### What this task involves
Since only the text is wanted, print every entry below exactly and omit the images.

Website and app data records
────────────────
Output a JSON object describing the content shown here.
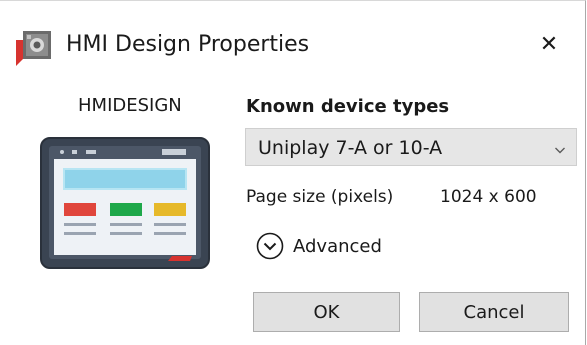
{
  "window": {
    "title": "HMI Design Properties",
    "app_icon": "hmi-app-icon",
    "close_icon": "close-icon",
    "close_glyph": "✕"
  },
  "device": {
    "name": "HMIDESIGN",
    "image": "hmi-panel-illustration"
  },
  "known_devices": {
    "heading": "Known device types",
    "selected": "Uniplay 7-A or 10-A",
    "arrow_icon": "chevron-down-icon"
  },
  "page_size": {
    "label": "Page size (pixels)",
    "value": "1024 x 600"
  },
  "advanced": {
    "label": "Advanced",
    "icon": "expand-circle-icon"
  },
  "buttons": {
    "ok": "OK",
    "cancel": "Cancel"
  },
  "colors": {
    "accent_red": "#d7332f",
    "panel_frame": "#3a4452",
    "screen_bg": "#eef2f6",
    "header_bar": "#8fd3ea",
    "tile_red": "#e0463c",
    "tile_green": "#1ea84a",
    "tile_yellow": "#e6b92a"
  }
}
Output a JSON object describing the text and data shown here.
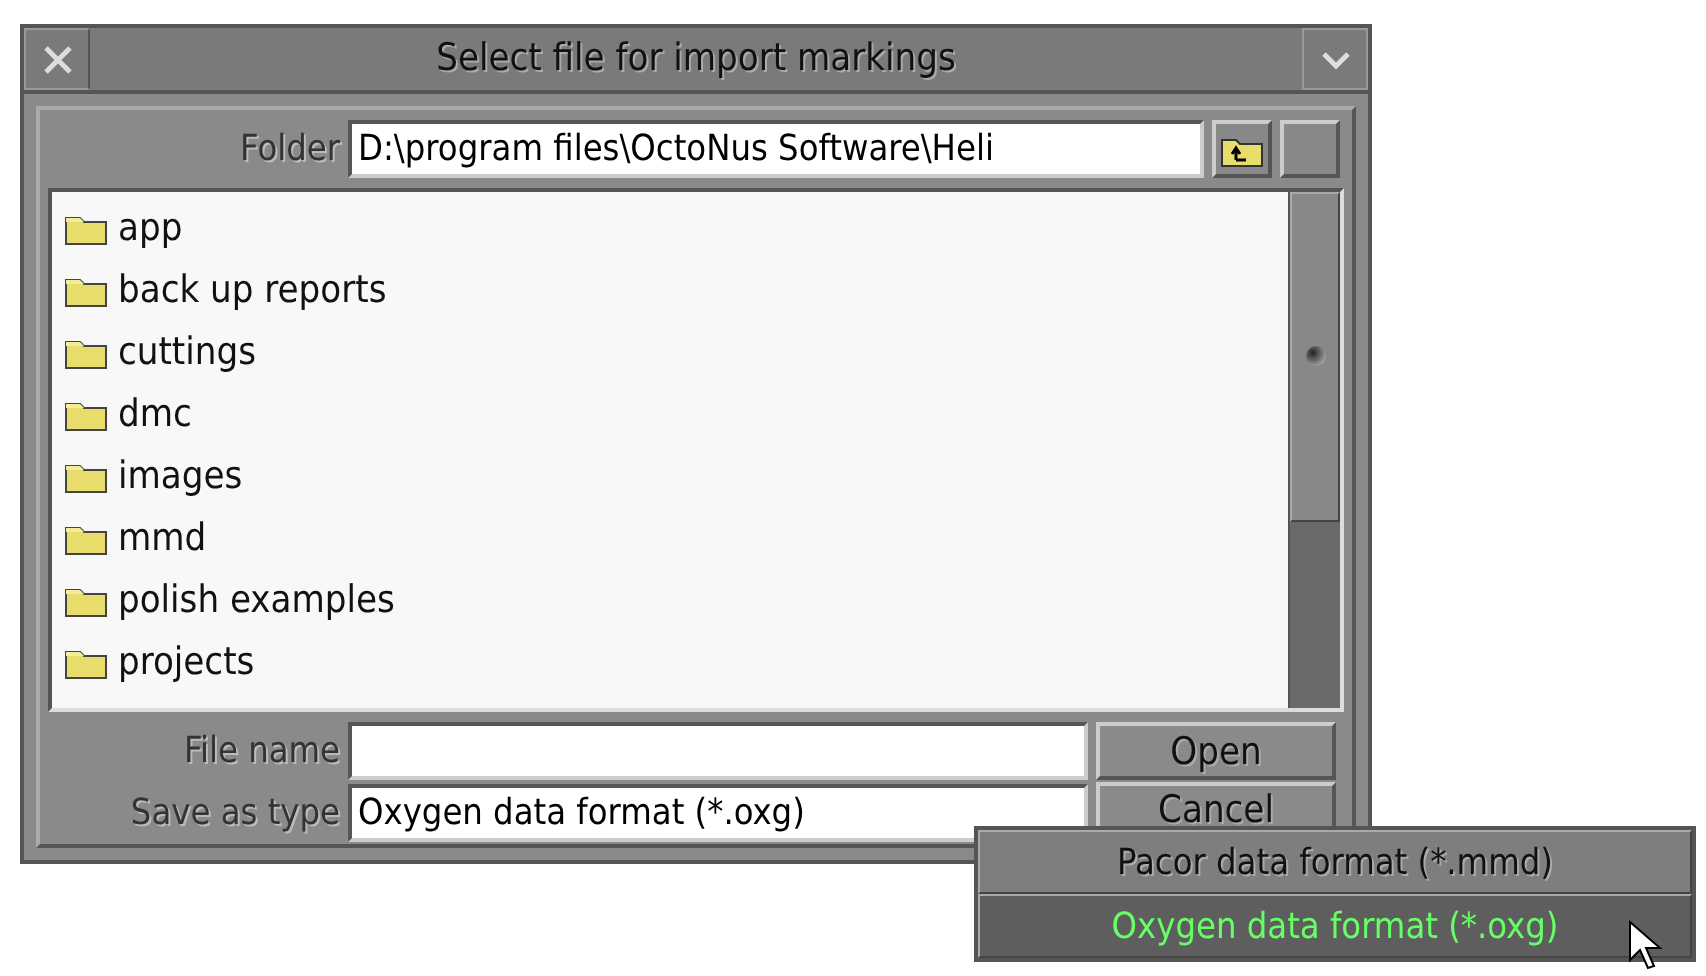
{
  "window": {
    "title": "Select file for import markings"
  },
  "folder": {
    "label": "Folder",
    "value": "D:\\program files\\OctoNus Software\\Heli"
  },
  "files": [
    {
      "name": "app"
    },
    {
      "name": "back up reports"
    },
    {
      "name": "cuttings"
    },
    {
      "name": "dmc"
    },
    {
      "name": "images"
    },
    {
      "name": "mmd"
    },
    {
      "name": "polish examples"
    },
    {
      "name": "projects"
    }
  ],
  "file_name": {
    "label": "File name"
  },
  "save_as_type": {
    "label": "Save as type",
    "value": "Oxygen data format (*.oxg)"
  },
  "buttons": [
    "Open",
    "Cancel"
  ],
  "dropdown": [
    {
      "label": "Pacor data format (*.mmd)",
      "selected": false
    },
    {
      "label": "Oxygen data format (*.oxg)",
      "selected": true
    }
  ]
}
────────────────
### Exercise output
Output a JSON object describing the content shown here.
{
  "window": {
    "title": "HMI Design Properties",
    "app_icon": "hmi-app-icon",
    "close_icon": "close-icon",
    "close_glyph": "✕"
  },
  "device": {
    "name": "HMIDESIGN",
    "image": "hmi-panel-illustration"
  },
  "known_devices": {
    "heading": "Known device types",
    "selected": "Uniplay 7-A or 10-A",
    "arrow_icon": "chevron-down-icon"
  },
  "page_size": {
    "label": "Page size (pixels)",
    "value": "1024 x 600"
  },
  "advanced": {
    "label": "Advanced",
    "icon": "expand-circle-icon"
  },
  "buttons": {
    "ok": "OK",
    "cancel": "Cancel"
  },
  "colors": {
    "accent_red": "#d7332f",
    "panel_frame": "#3a4452",
    "screen_bg": "#eef2f6",
    "header_bar": "#8fd3ea",
    "tile_red": "#e0463c",
    "tile_green": "#1ea84a",
    "tile_yellow": "#e6b92a"
  }
}
Output a JSON object describing the text and data shown here.
{
  "window": {
    "title": "Select file for import markings"
  },
  "folder": {
    "label": "Folder",
    "value": "D:\\program files\\OctoNus Software\\Heli"
  },
  "files": [
    {
      "name": "app"
    },
    {
      "name": "back up reports"
    },
    {
      "name": "cuttings"
    },
    {
      "name": "dmc"
    },
    {
      "name": "images"
    },
    {
      "name": "mmd"
    },
    {
      "name": "polish examples"
    },
    {
      "name": "projects"
    }
  ],
  "file_name": {
    "label": "File name"
  },
  "save_as_type": {
    "label": "Save as type",
    "value": "Oxygen data format (*.oxg)"
  },
  "buttons": [
    "Open",
    "Cancel"
  ],
  "dropdown": [
    {
      "label": "Pacor data format (*.mmd)",
      "selected": false
    },
    {
      "label": "Oxygen data format (*.oxg)",
      "selected": true
    }
  ]
}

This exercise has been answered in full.